[Excerpts from an interface dataset]
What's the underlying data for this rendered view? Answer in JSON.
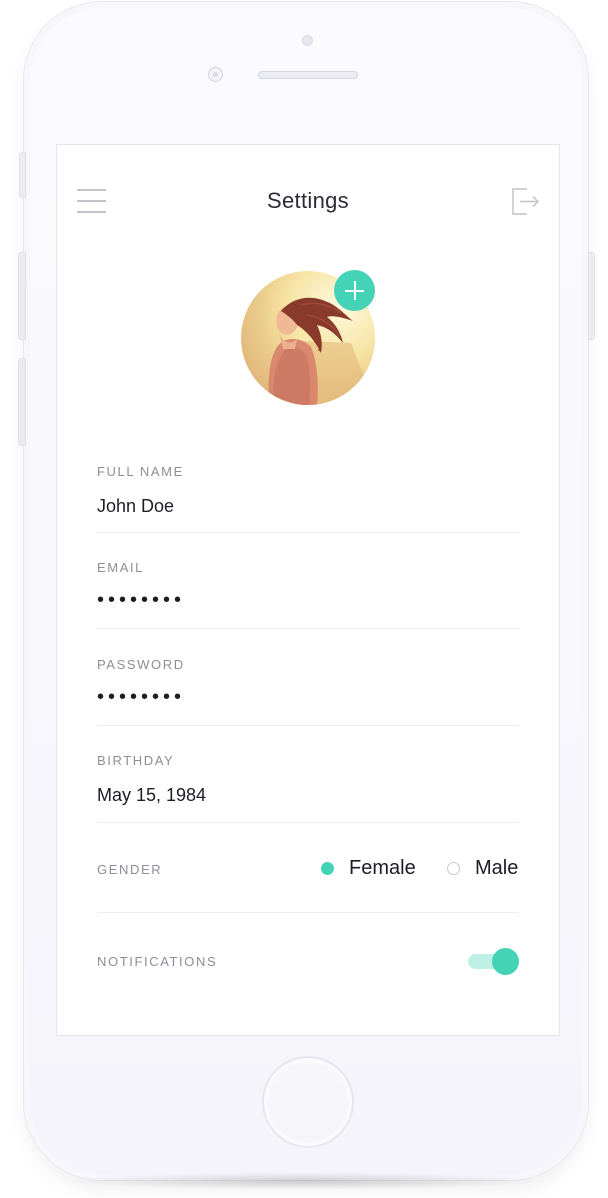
{
  "header": {
    "title": "Settings",
    "menu_icon": "hamburger-menu-icon",
    "logout_icon": "logout-icon"
  },
  "profile": {
    "avatar_alt": "profile photo",
    "add_photo_icon": "plus-icon"
  },
  "form": {
    "full_name": {
      "label": "FULL NAME",
      "value": "John Doe"
    },
    "email": {
      "label": "EMAIL",
      "value": "••••••••"
    },
    "password": {
      "label": "PASSWORD",
      "value": "••••••••"
    },
    "birthday": {
      "label": "BIRTHDAY",
      "value": "May 15, 1984"
    },
    "gender": {
      "label": "GENDER",
      "options": [
        {
          "label": "Female",
          "selected": true
        },
        {
          "label": "Male",
          "selected": false
        }
      ]
    },
    "notifications": {
      "label": "NOTIFICATIONS",
      "enabled": true
    }
  },
  "colors": {
    "accent": "#45d3b7",
    "accent_light": "#bff0e5",
    "label": "#8e8e98",
    "text": "#1d1d26",
    "divider": "#ececf1"
  }
}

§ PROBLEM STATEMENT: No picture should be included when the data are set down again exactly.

§ RESPONSE BOX:
What's the underlying data for this rendered view? Answer in JSON.
{
  "header": {
    "title": "Settings",
    "menu_icon": "hamburger-menu-icon",
    "logout_icon": "logout-icon"
  },
  "profile": {
    "avatar_alt": "profile photo",
    "add_photo_icon": "plus-icon"
  },
  "form": {
    "full_name": {
      "label": "FULL NAME",
      "value": "John Doe"
    },
    "email": {
      "label": "EMAIL",
      "value": "••••••••"
    },
    "password": {
      "label": "PASSWORD",
      "value": "••••••••"
    },
    "birthday": {
      "label": "BIRTHDAY",
      "value": "May 15, 1984"
    },
    "gender": {
      "label": "GENDER",
      "options": [
        {
          "label": "Female",
          "selected": true
        },
        {
          "label": "Male",
          "selected": false
        }
      ]
    },
    "notifications": {
      "label": "NOTIFICATIONS",
      "enabled": true
    }
  },
  "colors": {
    "accent": "#45d3b7",
    "accent_light": "#bff0e5",
    "label": "#8e8e98",
    "text": "#1d1d26",
    "divider": "#ececf1"
  }
}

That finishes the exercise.